In acquiring Nicira, VMware acquired the leading network virtualization company, and Nicira’s platform, NVP. And VMware has its own network virtualization capabilities pre-dating the acquisition, the vCloud Networking and Security (vCNS) product. As these two products are merged together, the result will be a single network virtualization platform that can work with any hypervisor, and will support all open cloud management systems (CMS), including OpenStack.
In addition to supporting a full range of CMS and hypervisor types, NVP will also extend its ability to bridge the physical and virtual worlds. Today, physical workloads can be bridged into virtual networks using a “gateway” device that maps virtual networks to VLANs or to VRFs (virtual routing and forwarding tables). In the near future, physical switches and routers will also be able to participate in virtual networks, providing high-performance and high port density connectivity to physical workloads.
The virtual network abstractions offered by the platform will support a growing set of L2-L7 network services in an effort to provide everything existing workloads require from the network today. This includes (but is not limited to) layer 2 segments, security and QoS policies, routing, NAT, load balancing, traffic monitoring, statistics, etc. From these base abstractions virtual topologies of arbitrary complexity can be created, and managed programmatically with all of the operational benefits mentioned above. The diagram below shows a simplified example of a virtual topology from a production deployment.
The Road Ahead
Moving forward, VMware is going to redefine both the economic and operational paradigms in networking. We are not just fixing the problems that traditional networking has caused in the data center, but we are changing the way networks can evolve. The following are a few thoughts on that evolution.
Networking will now evolve at software speeds. Software can be upgraded without disruption to existing logical networks – as we have already done with our customers – and new networking features can be deployed non-disruptively at software release timescales.
While networking hardware continues to be important, its evolution is decoupled from the virtual networks that it supports. This has the potential to allow a greater range of hardware players and different business models. This applies to all levels of the protocol stack from switching to higher layer services.
Network virtualization will introduce new operational and security paradigms that simply aren’t conceivable today. We will move away from a model of networking that requires configuration of each individual device to be handled separately to a model where the fundamental abstraction is the virtual network, not the device, and the management of virtual networks is handled in a logically centralized way.
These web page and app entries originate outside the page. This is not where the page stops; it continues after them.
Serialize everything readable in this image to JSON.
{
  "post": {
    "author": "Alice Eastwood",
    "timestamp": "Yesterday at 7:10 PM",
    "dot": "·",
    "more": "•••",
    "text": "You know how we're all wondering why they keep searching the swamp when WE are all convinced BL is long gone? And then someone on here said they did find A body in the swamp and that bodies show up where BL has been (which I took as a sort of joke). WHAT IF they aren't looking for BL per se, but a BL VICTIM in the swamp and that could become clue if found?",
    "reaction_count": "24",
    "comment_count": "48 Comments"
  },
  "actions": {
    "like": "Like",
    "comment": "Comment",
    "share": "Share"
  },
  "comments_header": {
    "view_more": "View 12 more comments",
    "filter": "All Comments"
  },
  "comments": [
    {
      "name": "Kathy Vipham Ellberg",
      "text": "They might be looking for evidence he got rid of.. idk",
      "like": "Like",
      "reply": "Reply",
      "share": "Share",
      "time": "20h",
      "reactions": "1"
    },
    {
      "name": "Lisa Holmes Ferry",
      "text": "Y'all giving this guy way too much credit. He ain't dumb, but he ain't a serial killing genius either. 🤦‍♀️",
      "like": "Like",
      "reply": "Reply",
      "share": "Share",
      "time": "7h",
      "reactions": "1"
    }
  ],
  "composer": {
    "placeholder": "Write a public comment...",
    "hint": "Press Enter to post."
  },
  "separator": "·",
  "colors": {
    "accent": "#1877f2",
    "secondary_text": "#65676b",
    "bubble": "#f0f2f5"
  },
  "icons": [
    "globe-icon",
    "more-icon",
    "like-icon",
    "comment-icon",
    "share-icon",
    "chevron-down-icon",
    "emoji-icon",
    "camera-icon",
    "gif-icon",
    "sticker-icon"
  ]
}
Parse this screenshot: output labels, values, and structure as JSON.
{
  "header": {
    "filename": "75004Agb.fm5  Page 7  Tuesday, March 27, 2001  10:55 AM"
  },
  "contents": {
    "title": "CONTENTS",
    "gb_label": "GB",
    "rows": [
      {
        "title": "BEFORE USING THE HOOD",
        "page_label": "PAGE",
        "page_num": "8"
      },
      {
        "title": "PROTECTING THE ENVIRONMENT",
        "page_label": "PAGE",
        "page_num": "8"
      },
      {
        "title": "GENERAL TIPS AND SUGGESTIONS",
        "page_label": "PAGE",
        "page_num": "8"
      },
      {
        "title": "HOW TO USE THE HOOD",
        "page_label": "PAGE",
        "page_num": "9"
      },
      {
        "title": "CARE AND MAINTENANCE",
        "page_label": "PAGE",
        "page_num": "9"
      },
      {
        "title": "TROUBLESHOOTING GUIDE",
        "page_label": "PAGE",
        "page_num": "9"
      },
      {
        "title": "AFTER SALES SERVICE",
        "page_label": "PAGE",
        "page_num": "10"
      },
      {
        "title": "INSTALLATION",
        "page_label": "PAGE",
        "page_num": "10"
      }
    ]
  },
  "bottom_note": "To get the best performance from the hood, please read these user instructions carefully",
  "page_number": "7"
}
With the edge of the virtual network being the vswitch in the hypervisor – giving access to packets as they leave or enter the guest OS – and with a global view of virtual network state, entirely new security policies become possible. For example, packets can be annotated with rich semantics extracted by the hypervisor from the VMs, allowing for in-network services to operate over semantically meaningful identifiers, such as users or applications, with a fidelity not possible from a network-only position.
So these are exciting times for networking. There have been quite a few misperceptions about network virtualization, most of which stem from viewing it as fixing one point problem in networking (e.g. VLAN limitations, hardware cost, etc.) In fact, we see it as much bigger than that – it is a shift in how networks are built, deployed, managed, operated and monitored, arising from the introduction of a powerful new abstraction, the virtual network. As with server virtualization, it’s likely to take a while before this shift is fully accepted, but the early adopters are already reaping the rewards, and we expect adoption to pick up steam in 2013.